Greece escaped the threat of an immediate downgrade by Standard & Poor’s yesterday, sending the euro to a session high and helping push US stocks up.
S&P affirmed the debt-ridden country’s BBB+ rating but warned Greece was still at risk of a rating cut within the next 18-24 months if it failed to implement its deficit cutting plan.
“We view the government’s fiscal consolidation program as supportive of the ratings at their current level, hence our rating affirmation,” Standard & Poor’s credit analyst Marko Mrsnik said in a statement.
S&P removed Greece from a negative credit watch, which implied the possibility of a near term cut, but put it on negative outlook, meaning a rating cut was still possible within 18 to 24 months. It had said last month it might cut the rating by up to two notches.

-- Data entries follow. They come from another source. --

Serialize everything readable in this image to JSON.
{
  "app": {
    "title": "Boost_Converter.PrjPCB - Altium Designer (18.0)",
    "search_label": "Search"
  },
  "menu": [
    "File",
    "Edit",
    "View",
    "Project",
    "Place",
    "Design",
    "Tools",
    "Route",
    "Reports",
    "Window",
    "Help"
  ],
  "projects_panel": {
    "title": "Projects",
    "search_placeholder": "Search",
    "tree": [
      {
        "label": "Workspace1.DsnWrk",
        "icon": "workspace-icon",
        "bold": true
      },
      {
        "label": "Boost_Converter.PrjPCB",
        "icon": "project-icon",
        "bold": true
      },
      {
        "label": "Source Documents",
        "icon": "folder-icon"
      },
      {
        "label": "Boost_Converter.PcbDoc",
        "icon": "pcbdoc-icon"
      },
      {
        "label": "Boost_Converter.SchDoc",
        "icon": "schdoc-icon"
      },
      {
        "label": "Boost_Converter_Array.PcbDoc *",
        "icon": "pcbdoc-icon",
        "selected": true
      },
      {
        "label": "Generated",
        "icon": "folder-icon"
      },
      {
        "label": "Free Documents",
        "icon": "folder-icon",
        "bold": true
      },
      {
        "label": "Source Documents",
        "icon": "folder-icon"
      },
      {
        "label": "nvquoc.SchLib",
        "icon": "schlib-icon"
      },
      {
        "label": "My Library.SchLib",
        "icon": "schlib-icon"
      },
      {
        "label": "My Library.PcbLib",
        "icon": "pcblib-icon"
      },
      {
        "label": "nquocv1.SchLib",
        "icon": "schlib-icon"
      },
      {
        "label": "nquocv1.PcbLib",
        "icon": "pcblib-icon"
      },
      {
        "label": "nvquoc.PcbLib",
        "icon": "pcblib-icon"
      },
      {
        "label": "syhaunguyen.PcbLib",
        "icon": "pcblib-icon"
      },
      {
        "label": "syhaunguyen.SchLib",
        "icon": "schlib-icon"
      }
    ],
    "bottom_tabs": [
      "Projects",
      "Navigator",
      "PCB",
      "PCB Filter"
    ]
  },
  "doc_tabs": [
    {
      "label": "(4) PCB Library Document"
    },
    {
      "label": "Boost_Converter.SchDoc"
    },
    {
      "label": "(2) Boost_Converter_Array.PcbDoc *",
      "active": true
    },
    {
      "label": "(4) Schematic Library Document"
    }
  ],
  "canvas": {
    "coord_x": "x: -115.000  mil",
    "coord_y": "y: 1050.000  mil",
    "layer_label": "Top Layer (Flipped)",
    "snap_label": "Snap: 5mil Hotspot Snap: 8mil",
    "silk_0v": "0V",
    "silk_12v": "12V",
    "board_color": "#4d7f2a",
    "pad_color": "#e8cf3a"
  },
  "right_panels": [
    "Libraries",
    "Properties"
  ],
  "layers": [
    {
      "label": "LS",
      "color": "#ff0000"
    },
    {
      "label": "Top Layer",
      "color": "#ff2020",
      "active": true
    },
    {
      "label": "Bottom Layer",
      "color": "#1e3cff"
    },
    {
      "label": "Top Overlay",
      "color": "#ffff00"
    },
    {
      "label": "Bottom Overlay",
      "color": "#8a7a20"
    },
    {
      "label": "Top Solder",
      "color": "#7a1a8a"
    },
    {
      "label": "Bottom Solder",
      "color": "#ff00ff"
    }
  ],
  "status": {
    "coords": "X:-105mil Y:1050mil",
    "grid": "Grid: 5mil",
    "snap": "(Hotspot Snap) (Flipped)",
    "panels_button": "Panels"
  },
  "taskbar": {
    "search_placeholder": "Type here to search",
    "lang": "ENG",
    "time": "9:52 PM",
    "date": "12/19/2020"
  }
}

“Despite the new measures, we think it will be difficult for Greece to comply fully with its planned consolidation path, reducing its deficit to 5.6 per cent of gross domestic product in 2011 and 2.8 per cent of GDP in 2012, if it does not implement additional measures in the coming years,” S&P said in the statement.